On another note, I’m a guest blogger on Lizzy Stevens’ blog today. I know Lizzy through the Solstice family. She’s a great author, and I appreciate her hosting me. Click here for the post.

I’ll be starting up my author interviews in a couple of weeks, so stayed tuned.


Plots & Schemes, Vol 2.

Hey everyone,

I want to let you know about Plots & Schemes, Vol 2, a mystery and suspense anthology from Solstice Publishing.  A good mystery will keep the reader engaged in the story while they’re also trying to figure out who done it. Solstice Publishing brings you ten mysteries by nine talented authors that will have you panting for more. Enjoy these stories!

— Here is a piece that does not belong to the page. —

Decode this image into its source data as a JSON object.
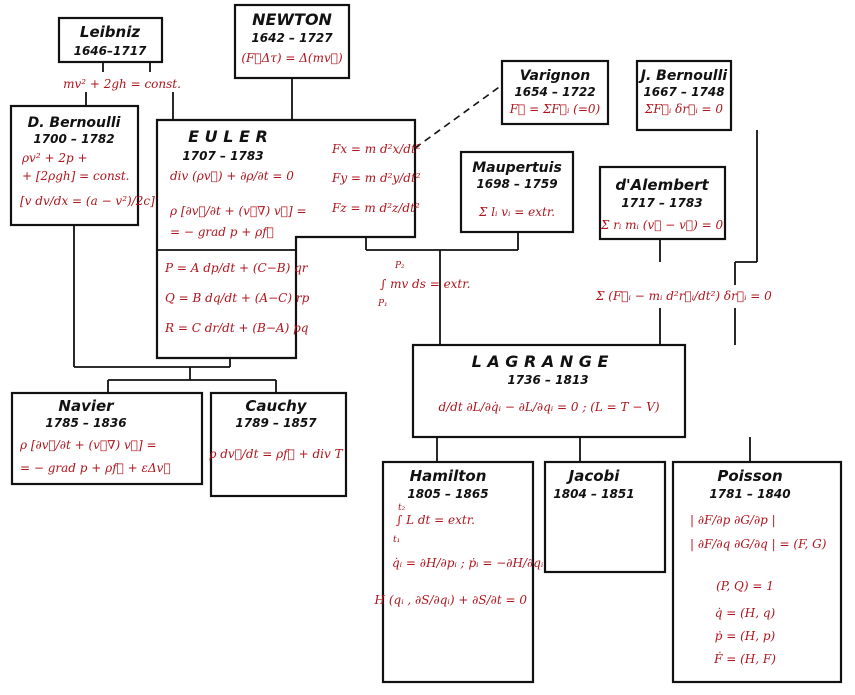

“For me, time is the greatest mystery of all. The fact is that we’re dreaming all the time. That’s what really gets me. We have a fathomless lake of unconsciousness just beneath our skulls.”
–Anthony Hopkins

Plots & Schemes Vol. 2


Print book:

Book Trailer:

A hunter mistakes a woman for a wild turkey. A tragic accident… or murder?

Who killed library patron, Mr. Small?

Escaping violence doesn’t mean you won’t get away!

To the edge of Heaven and back!

With friends like these…

Two high school teachers become vigilantes.

Surprising mysteries lie behind Walt’s death.

Just another unusual day at Farstone Town.

Come on over to Tough Luck Lounge and relax in a Tiki Bar!

For nearly a hundred years, no one knew the truth.

Ten tales by nine talented authors will take you through mysteries of all sorts. Join with Susan Lynn Solomon, Debbie De Louise, Johnny Gunn, Jeffery Martin Botzenhart, Jack Adler, E.B. Sullivan, Palvi Sharma, Lois Crockett, and K.C. Sprayberry for Plots & Schemes Vol 2.